As well as invalidating the experiences of those affected by the symptoms of ADHD, the other problem with the article was that, whether intentionally or not, it implied that those who choose to take their medication are somehow implicit in the wrongdoings of the pharmaceutical industry. When asked, a close friend told me that after reading the article he felt guilty and ashamed to continue paying for and consuming his tablets.
Unfair as this invalidation is, however, my biggest problem with the article wasn’t so much to do with the implied misdiagnosis as it was to do with something far more insidious: the outright denial of the symptoms by which ADHD is commonly characterised. According to the author, symptoms such as lack of concentration, mood swings, hyperactivity, anxiety, and forgetfulness are not specifically related to ADHD, but a normal part of everyday life. What the article failed to grasp is the fact that it is not simply one or even a couple of symptoms that are experienced with ADHD, or any other specific learning disability. What is generally experienced is a complex set of mental and sometimes physical challenges that can have an enormous impact on an individual’s personal and professional life.
I can’t help wondering whether this article would have been accepted by the online community in the same way had it stated that wheelchair users aren’t really impaired and don’t really need their access equipment. Whether it’s a mental health issue, a neurological condition, or a specific learning disability, the impairments that hidden conditions bring can have an enormous effect on an individual’s quality of life. Rather than contributing to a positive and inclusive discussion about disability, articles like this openly discriminate against those affected by suggesting that invisible impairments are not as complex or as valid as those that are visible.
This is just one example of the many ways that hidden disabilities are minimised and invalidated in contemporary society. And without more open discussion on the subject this sort of denial is never going to diminish. The important thing to consider when thinking about this issue is that things are not always what they seem. A person may very well look and seem as though theyre managing, but this doesn’t mean they’re not fighting an internal battle.

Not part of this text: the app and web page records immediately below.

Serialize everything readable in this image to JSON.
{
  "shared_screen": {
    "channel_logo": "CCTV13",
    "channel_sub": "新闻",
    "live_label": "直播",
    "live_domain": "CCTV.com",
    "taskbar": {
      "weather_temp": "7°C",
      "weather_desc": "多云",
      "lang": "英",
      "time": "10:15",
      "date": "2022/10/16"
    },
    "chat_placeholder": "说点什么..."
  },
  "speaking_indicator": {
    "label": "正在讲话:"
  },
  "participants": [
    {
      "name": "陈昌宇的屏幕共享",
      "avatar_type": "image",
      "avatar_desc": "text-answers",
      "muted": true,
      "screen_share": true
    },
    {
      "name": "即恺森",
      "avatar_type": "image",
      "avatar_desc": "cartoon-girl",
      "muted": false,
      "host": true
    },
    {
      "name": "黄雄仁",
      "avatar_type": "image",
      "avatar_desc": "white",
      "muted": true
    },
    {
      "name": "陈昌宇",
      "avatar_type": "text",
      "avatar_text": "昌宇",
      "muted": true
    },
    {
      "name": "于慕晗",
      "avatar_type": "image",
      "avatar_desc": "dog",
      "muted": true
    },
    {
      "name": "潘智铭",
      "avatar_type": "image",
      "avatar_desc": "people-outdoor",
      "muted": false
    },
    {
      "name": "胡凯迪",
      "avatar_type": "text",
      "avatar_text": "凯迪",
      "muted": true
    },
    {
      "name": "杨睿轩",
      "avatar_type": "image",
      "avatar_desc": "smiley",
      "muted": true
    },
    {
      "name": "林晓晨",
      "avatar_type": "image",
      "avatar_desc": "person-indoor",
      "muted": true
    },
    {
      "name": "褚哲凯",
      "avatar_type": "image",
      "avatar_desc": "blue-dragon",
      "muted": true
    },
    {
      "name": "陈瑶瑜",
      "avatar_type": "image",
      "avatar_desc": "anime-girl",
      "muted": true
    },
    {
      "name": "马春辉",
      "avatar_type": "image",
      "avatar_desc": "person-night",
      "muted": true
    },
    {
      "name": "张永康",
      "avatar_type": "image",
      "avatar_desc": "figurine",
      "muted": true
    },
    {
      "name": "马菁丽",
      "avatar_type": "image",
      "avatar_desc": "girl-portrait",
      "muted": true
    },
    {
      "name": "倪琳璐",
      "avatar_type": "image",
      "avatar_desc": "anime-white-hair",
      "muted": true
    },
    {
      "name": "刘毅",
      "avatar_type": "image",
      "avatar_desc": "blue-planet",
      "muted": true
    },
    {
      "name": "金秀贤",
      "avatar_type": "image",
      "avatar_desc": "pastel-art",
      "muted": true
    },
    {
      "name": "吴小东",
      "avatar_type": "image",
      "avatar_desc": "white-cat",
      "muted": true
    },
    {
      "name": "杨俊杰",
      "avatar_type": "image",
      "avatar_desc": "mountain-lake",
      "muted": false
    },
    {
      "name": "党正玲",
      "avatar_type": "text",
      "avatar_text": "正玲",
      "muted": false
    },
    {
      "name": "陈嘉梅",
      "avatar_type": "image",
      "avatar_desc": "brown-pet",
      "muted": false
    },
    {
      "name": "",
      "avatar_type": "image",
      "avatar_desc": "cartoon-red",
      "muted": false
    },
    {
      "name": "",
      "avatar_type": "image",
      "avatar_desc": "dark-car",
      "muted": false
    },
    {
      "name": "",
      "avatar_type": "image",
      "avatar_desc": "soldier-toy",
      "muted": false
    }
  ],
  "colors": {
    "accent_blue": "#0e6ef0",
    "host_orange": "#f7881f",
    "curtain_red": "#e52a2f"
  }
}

A documentary exploring the nature of ADHD and the neurological affects of the condition is now available to view on BBC iPlayer. Those interested can watch here.